Task statement – In the entries below, find the lines with the word "that" and copy them.

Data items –
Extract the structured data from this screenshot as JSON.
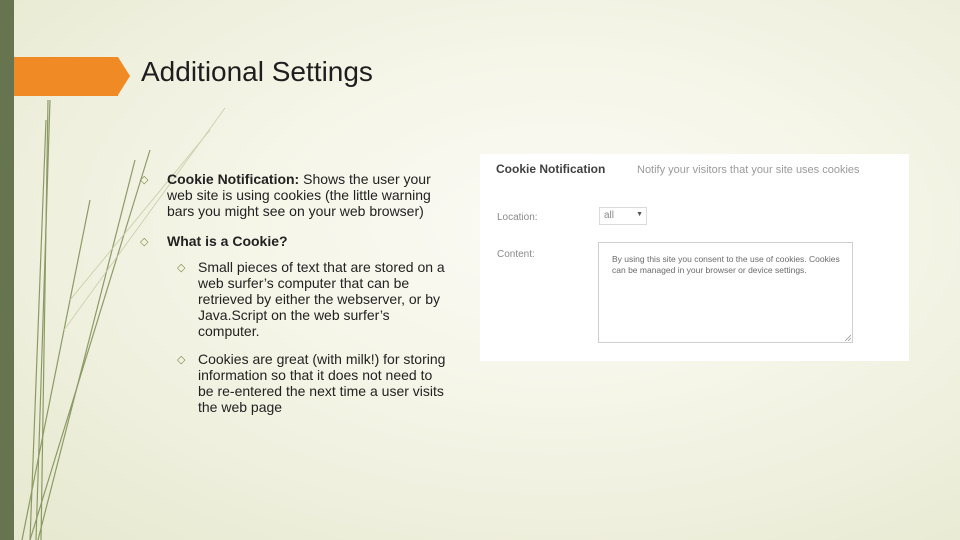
{
  "slide": {
    "title": "Additional Settings"
  },
  "bullets": {
    "cookie_notification": {
      "label": "Cookie Notification:",
      "text": " Shows the user your web site is using cookies (the little warning bars you might see on your web browser)"
    },
    "what_is_cookie": {
      "label": "What is a Cookie?"
    },
    "sub": [
      {
        "text": "Small pieces of text that are stored on a web surfer’s computer that can be retrieved by either the webserver, or by Java.Script on the web surfer’s computer."
      },
      {
        "text": "Cookies are great (with milk!) for storing information so that it does not need to be re-entered the next time a user visits the web page"
      }
    ]
  },
  "screenshot_panel": {
    "heading": "Cookie Notification",
    "description": "Notify your visitors that your site uses cookies",
    "location_label": "Location:",
    "location_value": "all",
    "content_label": "Content:",
    "content_value": "By using this site you consent to the use of cookies. Cookies can be managed in your browser or device settings."
  },
  "colors": {
    "accent_orange": "#f08a24",
    "side_bar_green": "#66744f",
    "bullet_green": "#7e8f43"
  },
  "icons": {
    "bullet": "diamond-bullet-icon",
    "dropdown": "chevron-down-icon",
    "resize": "resize-handle-icon"
  }
}
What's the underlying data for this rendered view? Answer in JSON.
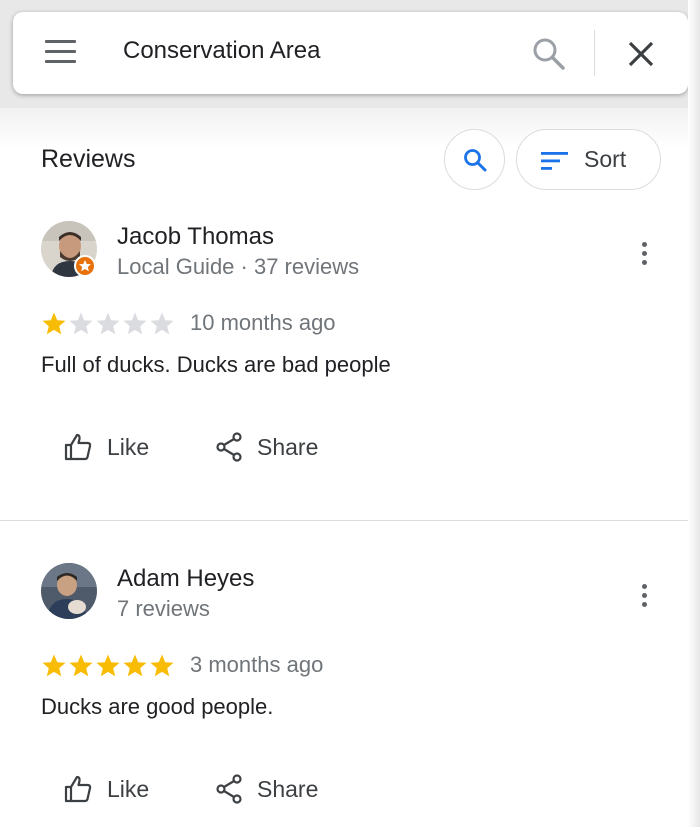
{
  "search": {
    "query": "Conservation Area",
    "menu_icon": "hamburger-menu-icon",
    "search_icon": "search-icon",
    "close_icon": "close-icon"
  },
  "reviews_panel": {
    "title": "Reviews",
    "sort_label": "Sort"
  },
  "reviews": [
    {
      "author": "Jacob Thomas",
      "meta": "Local Guide · 37 reviews",
      "rating": 1,
      "max_rating": 5,
      "time": "10 months ago",
      "text": "Full of ducks. Ducks are bad people",
      "like_label": "Like",
      "share_label": "Share",
      "local_guide_badge": true
    },
    {
      "author": "Adam Heyes",
      "meta": "7 reviews",
      "rating": 5,
      "max_rating": 5,
      "time": "3 months ago",
      "text": "Ducks are good people.",
      "like_label": "Like",
      "share_label": "Share",
      "local_guide_badge": false
    }
  ],
  "colors": {
    "star_filled": "#f9bc05",
    "star_empty": "#dadce0",
    "accent_blue": "#1a73e8",
    "badge_orange": "#e8710a"
  }
}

Expected answer –
        "text": "Small pieces of text that are stored on a web surfer’s computer that can be retrieved by either the webserver, or by Java.Script on the web surfer’s computer."
        "text": "Cookies are great (with milk!) for storing information so that it does not need to be re-entered the next time a user visits the web page"
    "description": "Notify your visitors that your site uses cookies",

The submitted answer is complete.